Requirement »
How many lines in the records below contain the word "Suma"? Answer with the number and nothing else.

[Component data from apps and pages]
###
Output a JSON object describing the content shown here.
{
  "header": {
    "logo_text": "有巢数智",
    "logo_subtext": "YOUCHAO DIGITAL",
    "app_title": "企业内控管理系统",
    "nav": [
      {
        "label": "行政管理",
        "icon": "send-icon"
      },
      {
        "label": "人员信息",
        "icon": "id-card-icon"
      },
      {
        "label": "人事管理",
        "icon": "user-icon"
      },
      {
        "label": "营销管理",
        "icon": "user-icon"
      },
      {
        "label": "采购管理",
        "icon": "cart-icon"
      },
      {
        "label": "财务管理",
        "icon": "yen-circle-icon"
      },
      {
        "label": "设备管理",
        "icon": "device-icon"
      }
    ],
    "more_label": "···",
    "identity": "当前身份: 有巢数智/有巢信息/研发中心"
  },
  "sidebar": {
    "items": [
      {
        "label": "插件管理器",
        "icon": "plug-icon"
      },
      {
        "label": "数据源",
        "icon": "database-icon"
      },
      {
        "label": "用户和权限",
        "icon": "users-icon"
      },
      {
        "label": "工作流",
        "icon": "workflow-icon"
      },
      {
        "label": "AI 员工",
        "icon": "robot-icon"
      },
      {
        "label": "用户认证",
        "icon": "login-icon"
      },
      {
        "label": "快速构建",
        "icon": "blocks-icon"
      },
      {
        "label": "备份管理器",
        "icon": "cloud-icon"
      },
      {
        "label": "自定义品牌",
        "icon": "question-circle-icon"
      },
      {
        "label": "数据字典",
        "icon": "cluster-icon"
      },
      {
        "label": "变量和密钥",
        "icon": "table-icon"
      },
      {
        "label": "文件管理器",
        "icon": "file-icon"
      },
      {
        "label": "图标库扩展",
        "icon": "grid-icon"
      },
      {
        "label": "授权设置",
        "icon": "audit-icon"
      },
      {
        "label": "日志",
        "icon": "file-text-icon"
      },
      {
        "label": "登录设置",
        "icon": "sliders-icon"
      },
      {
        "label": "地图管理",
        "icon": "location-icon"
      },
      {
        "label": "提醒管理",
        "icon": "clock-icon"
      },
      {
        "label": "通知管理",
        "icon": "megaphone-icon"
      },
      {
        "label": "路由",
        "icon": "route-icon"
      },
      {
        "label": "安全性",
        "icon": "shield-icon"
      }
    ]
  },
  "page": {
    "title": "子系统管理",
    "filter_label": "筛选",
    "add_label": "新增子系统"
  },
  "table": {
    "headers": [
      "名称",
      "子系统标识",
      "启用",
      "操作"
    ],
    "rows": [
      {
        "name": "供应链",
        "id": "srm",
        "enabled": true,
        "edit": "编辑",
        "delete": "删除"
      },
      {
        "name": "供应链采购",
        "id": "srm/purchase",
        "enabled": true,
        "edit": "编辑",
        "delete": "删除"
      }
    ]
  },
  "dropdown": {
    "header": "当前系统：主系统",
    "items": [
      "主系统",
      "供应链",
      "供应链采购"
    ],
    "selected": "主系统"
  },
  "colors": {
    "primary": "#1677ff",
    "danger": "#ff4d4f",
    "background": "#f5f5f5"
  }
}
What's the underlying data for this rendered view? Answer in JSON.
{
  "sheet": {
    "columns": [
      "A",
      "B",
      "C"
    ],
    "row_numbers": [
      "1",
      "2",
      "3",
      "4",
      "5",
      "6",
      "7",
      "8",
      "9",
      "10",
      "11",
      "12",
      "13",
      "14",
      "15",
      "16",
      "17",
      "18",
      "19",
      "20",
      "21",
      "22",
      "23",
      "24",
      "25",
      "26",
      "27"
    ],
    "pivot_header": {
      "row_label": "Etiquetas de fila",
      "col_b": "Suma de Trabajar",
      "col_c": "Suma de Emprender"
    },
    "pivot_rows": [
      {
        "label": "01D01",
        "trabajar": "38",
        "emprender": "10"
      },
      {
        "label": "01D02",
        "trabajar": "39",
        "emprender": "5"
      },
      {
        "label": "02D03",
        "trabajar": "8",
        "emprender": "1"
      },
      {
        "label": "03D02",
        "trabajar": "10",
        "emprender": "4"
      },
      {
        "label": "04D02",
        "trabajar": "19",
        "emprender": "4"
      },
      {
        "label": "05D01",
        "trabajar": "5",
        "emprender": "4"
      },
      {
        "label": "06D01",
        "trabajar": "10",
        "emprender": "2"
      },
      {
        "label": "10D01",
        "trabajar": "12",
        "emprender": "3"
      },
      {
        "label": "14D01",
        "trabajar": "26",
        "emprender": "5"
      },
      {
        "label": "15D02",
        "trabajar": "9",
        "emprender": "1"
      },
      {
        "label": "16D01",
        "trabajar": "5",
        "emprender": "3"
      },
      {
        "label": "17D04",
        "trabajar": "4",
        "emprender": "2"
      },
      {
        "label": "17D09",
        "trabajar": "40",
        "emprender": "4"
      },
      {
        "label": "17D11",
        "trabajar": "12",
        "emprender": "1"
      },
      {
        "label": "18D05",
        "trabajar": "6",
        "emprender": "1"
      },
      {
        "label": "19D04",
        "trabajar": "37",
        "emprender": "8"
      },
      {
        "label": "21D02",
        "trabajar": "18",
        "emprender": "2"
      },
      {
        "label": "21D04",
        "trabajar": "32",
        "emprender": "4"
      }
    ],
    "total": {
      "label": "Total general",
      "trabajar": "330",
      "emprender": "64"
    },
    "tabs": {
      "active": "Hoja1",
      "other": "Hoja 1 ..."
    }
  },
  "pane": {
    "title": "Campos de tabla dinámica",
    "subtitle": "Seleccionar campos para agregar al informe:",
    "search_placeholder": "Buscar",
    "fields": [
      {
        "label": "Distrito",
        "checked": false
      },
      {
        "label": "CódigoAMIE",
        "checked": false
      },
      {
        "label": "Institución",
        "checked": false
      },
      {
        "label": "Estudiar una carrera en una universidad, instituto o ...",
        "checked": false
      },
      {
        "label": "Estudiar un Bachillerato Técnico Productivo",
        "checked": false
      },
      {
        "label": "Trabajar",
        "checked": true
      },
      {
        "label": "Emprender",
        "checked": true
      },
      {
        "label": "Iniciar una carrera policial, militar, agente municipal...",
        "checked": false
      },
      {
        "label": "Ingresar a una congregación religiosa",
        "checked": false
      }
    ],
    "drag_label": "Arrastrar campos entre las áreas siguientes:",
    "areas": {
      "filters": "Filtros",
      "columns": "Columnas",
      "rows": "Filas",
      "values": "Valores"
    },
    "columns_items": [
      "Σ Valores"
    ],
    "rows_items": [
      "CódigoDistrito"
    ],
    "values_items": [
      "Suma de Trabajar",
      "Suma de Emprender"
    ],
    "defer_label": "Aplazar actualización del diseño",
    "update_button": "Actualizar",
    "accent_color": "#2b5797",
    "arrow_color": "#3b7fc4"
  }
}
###
Task response »
4